Then, gradually, many young boys from Tibet, India, the Himalayan regions, Bhutan and Nepal began to join Ngagyur Palyul Choekhorling monastery to become monks and in 2015 the total number of monks has grown to around three hundred.
Rigo Tulku Rinpoche has been providing residence, food, clothes, and free medication to all the monks in Palyul Choekhorling Monastery. The monks have received free education from primary school until Ph.D. in Buddhist philosophy.
In 1975, Rigo Tulku Rinpoche met a generous German lady, Mrs. Irmtraut Woeger, for the first time. Rigo Tulku Rinpoche requested her to establish an organization to help the Tibetan refugees in India. Mrs. Irmtraut Woeger started a charitable organization named German Aid Organization for Tibetans, and this organization helped many local Tibetans in Bir and surrounding area.
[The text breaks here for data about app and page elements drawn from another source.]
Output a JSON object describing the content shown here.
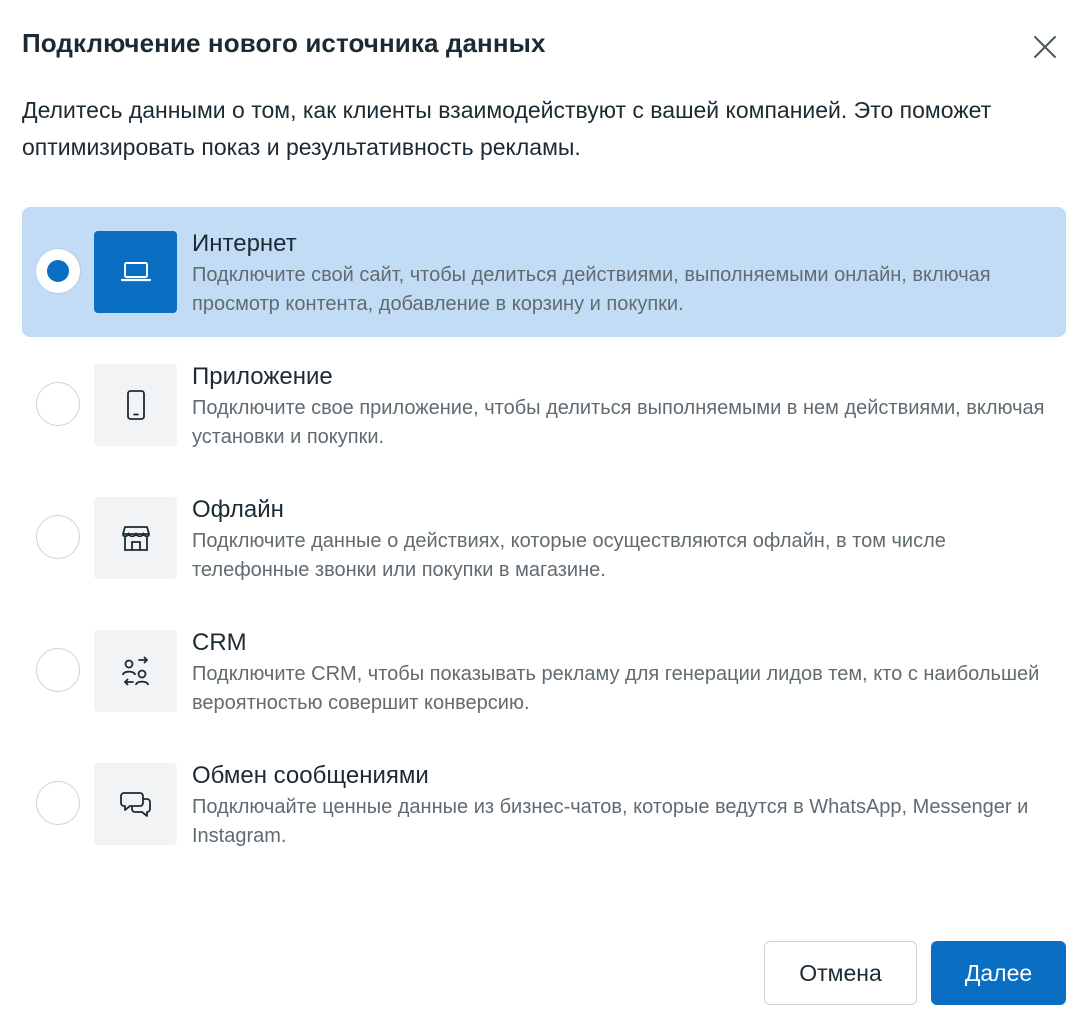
{
  "dialog": {
    "title": "Подключение нового источника данных",
    "description": "Делитесь данными о том, как клиенты взаимодействуют с вашей компанией. Это поможет оптимизировать показ и результативность рекламы.",
    "close_icon": "close-icon"
  },
  "options": [
    {
      "title": "Интернет",
      "description": "Подключите свой сайт, чтобы делиться действиями, выполняемыми онлайн, включая просмотр контента, добавление в корзину и покупки.",
      "icon": "laptop-icon",
      "selected": true
    },
    {
      "title": "Приложение",
      "description": "Подключите свое приложение, чтобы делиться выполняемыми в нем действиями, включая установки и покупки.",
      "icon": "phone-icon",
      "selected": false
    },
    {
      "title": "Офлайн",
      "description": "Подключите данные о действиях, которые осуществляются офлайн, в том числе телефонные звонки или покупки в магазине.",
      "icon": "store-icon",
      "selected": false
    },
    {
      "title": "CRM",
      "description": "Подключите CRM, чтобы показывать рекламу для генерации лидов тем, кто с наибольшей вероятностью совершит конверсию.",
      "icon": "people-exchange-icon",
      "selected": false
    },
    {
      "title": "Обмен сообщениями",
      "description": "Подключайте ценные данные из бизнес-чатов, которые ведутся в WhatsApp, Messenger и Instagram.",
      "icon": "chat-bubbles-icon",
      "selected": false
    }
  ],
  "footer": {
    "cancel_label": "Отмена",
    "next_label": "Далее"
  },
  "colors": {
    "accent": "#0a6fc2",
    "selected_background": "#c3dcf5",
    "icon_background": "#f1f3f5",
    "text_primary": "#1c2b33",
    "text_secondary": "#606b72"
  }
}
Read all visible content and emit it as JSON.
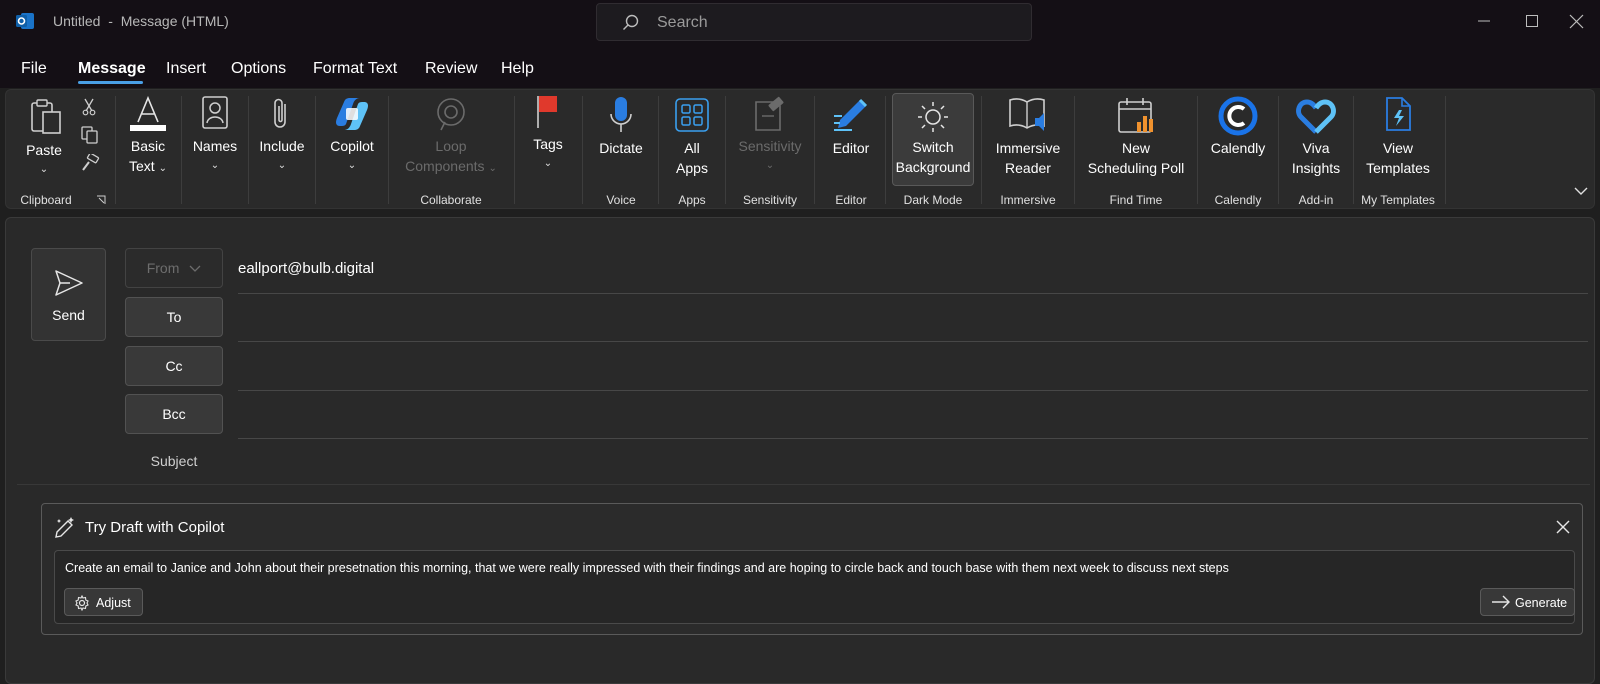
{
  "window": {
    "title": "Untitled  -  Message (HTML)",
    "search_placeholder": "Search"
  },
  "menu": {
    "tabs": [
      "File",
      "Message",
      "Insert",
      "Options",
      "Format Text",
      "Review",
      "Help"
    ],
    "active_tab": "Message"
  },
  "ribbon": {
    "paste": "Paste",
    "basic_text_1": "Basic",
    "basic_text_2": "Text",
    "names": "Names",
    "include": "Include",
    "copilot": "Copilot",
    "loop_1": "Loop",
    "loop_2": "Components",
    "tags": "Tags",
    "dictate": "Dictate",
    "all_apps_1": "All",
    "all_apps_2": "Apps",
    "sensitivity": "Sensitivity",
    "editor": "Editor",
    "switch_bg_1": "Switch",
    "switch_bg_2": "Background",
    "immersive_1": "Immersive",
    "immersive_2": "Reader",
    "scheduling_1": "New",
    "scheduling_2": "Scheduling Poll",
    "calendly": "Calendly",
    "viva_1": "Viva",
    "viva_2": "Insights",
    "templates_1": "View",
    "templates_2": "Templates",
    "groups": {
      "clipboard": "Clipboard",
      "collaborate": "Collaborate",
      "voice": "Voice",
      "apps": "Apps",
      "sensitivity": "Sensitivity",
      "editor": "Editor",
      "dark_mode": "Dark Mode",
      "immersive": "Immersive",
      "find_time": "Find Time",
      "calendly": "Calendly",
      "add_in": "Add-in",
      "my_templates": "My Templates"
    }
  },
  "compose": {
    "send": "Send",
    "from_label": "From",
    "from_value": "eallport@bulb.digital",
    "to_label": "To",
    "cc_label": "Cc",
    "bcc_label": "Bcc",
    "subject_label": "Subject"
  },
  "copilot_panel": {
    "title": "Try Draft with Copilot",
    "prompt": "Create an email to Janice and John about their presetnation this morning, that we were really impressed with their findings and are hoping to circle back and touch base with them next week to discuss next steps",
    "adjust": "Adjust",
    "generate": "Generate"
  },
  "colors": {
    "accent": "#4aa0e6",
    "titlebar": "#140f15",
    "ribbon": "#2a2a2a",
    "compose": "#292929"
  }
}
Rigo Tulku Rinpoche requested Mrs. Woeger to extend her assistance to all the Tibetan refugees in India, and since then, her organization has found sponsors for around thirty thousand Tibetan refugees in different settlements, schools and monasteries in India.
In 2005, Mrs. Woeger received the Loving and Compassionate Mother Medal awarded by World Charitable Organization, and H.H. The 14th Dalai Lama visited Berlin to present the Medal to Mrs. Woeger.
In 1980, Rigo Tulku Rinpoche sent ten thousand Chinese Yuan for the reconstruction of Rigo Monastery in his birthplace in Tibet. He also sent a human size gilded copper statue of Buddha and Guru Rinpoche along with two hundred small statues to put inside the monastery.
Since 1998, Rigo Tulku Rinpoche visited Rigo Monastery in Tibet three times. He financially assisted building a new three story temple and a big gilded copper statue of Buddha and many other religious objects inside the temple. He gave teachings and empowerments to many local people of Rigo Monastery. He built a school for the local children and provides the financial supplies for the school and teachers.
He gave a statue of Buddha to every family of the villages around Rigo Monastery. He even paid forty thousand Chinese Yuan to bring electricity to Rigo Monastery and the villages around it.
Since 1991 Rigo Tulku Rinpoche has been the accounting director of Nyingma World Peace Prayer in Bodh Gaya every year. He was in charge of building a new temple surrounded by several buildings with many rooms where all the monks could stay during the Nyingma World Peace Prayer. Rigo Tulku Rinpoche has been contributing enormously to the Nyingma World Peace Prayers, and helping Tibetan schools and many Tibetans in India.
Rigo Tulku Rinpoche is a great devoted Buddhist practitioner; he always keeps himself in a low position and treats everyone equally. He has ordained many monks from and in Tibet, India, Nepal, and Bhutan.
Palyul Choekhorling Monastery has two guesthouses with restaurants, two small shops, a rug and carpet factory, an incense factory and three tailoring shops in Delhi and Bir for Palyul Choekhorling Monastery’s income.